(Dataset excerpts)

##############################

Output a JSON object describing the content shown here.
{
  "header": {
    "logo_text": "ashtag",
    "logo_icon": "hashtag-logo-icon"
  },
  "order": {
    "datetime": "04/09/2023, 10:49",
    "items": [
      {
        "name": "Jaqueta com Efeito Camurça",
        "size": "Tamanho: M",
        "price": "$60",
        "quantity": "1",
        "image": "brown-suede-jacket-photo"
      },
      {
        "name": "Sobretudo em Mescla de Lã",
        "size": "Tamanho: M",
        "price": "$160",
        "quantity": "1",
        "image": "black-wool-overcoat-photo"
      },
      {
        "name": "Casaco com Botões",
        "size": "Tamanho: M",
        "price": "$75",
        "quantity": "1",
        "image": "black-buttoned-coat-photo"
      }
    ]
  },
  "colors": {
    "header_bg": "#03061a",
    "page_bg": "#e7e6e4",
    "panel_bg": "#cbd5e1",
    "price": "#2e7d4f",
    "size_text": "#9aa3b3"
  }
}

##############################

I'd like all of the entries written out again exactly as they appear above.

Output a JSON object describing the content shown here.
{
  "header": {
    "logo_text": "ashtag",
    "logo_icon": "hashtag-logo-icon"
  },
  "order": {
    "datetime": "04/09/2023, 10:49",
    "items": [
      {
        "name": "Jaqueta com Efeito Camurça",
        "size": "Tamanho: M",
        "price": "$60",
        "quantity": "1",
        "image": "brown-suede-jacket-photo"
      },
      {
        "name": "Sobretudo em Mescla de Lã",
        "size": "Tamanho: M",
        "price": "$160",
        "quantity": "1",
        "image": "black-wool-overcoat-photo"
      },
      {
        "name": "Casaco com Botões",
        "size": "Tamanho: M",
        "price": "$75",
        "quantity": "1",
        "image": "black-buttoned-coat-photo"
      }
    ]
  },
  "colors": {
    "header_bg": "#03061a",
    "page_bg": "#e7e6e4",
    "panel_bg": "#cbd5e1",
    "price": "#2e7d4f",
    "size_text": "#9aa3b3"
  }
}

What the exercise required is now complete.